As a seasoned Mac user, it’s easy to overlook features that have been introduced recently that are unique to the platform. This review model replaced an older iMac that had been stolen from a family home. Its light weight and looks aside, the new owner loved the Magic mouse with its gestures and was relieved to see all her iTunes purchase restored.
There’s FaceTime too, and having a chat on my iPhone 4S over a 3G network was surprisingly good, with the audio from the iMac’s dual mics sounding loud and clear with perfectly acceptable video coming through too. Dictation – Mountain Lion's speech-to-text feature – was also an instant hit, being surprisingly adept even with more esoteric words and phrases.
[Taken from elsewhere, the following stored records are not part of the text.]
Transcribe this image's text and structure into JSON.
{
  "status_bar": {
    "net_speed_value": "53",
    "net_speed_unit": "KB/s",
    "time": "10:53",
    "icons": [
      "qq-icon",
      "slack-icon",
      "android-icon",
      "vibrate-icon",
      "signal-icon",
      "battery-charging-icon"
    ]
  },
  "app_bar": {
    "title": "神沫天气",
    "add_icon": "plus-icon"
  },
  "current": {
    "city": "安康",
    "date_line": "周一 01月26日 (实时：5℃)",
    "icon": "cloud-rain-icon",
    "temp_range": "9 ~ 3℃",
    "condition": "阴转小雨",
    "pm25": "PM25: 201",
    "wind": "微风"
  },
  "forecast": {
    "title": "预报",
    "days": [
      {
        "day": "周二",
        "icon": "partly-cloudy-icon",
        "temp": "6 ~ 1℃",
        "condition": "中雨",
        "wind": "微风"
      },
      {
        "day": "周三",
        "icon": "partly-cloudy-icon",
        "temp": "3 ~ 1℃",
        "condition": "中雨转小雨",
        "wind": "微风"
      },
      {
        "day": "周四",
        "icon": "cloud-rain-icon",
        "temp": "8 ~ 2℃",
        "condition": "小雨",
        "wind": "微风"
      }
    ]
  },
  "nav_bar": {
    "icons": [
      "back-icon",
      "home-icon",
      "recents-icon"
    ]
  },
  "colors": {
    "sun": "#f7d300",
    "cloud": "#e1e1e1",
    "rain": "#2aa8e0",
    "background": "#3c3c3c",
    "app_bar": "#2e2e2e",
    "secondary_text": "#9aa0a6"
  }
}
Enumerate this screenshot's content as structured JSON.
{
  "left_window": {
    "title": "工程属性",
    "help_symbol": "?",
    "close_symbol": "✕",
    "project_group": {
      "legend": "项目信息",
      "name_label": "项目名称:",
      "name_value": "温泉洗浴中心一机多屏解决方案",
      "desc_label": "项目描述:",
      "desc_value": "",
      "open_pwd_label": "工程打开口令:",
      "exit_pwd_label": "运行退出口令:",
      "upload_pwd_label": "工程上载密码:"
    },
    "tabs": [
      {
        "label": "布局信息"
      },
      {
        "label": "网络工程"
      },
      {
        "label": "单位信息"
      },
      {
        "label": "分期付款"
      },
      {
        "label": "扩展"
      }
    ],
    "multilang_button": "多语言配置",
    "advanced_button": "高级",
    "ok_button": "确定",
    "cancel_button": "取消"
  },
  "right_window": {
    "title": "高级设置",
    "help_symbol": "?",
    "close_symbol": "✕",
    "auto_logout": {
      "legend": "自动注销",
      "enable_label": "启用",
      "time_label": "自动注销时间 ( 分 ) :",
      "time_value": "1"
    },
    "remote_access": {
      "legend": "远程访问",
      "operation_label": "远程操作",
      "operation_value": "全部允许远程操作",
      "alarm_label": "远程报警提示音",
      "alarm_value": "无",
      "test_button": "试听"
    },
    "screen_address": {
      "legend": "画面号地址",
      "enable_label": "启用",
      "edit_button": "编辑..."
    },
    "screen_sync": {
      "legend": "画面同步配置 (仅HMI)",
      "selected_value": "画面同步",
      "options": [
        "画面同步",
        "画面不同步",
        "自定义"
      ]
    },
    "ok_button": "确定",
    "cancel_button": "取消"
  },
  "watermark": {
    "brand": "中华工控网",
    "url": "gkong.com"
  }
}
The first iMac G4 flat panel (right) is 11 years old and, due in no small part to it being upgradeable, this one is still going strong
The Reg Verdict
In some respects, the new iMac is too clever by half. When working on it, you’ll never know how slim it is, but it does impact in other ways, as it’s incredibly light to move around. Apple has been listening too, as the screen really is less reflective by an impressive margin. It even manages to pump out a decent sound while remaining deathly quiet in operation.
The only real issue is the way the HDD storage impedes performance. It's just not as snappy as it could be, and swapping out the hard drive for an SSD is, at best, bloody difficult, at worst impossible. Indeed, if you’re looking for a growth industry in 2013, I’d look to heat guns and don’t be surprised to see hair dressing salons offering Genius Bar repair services. They could even wash your keyboard while you wait. ®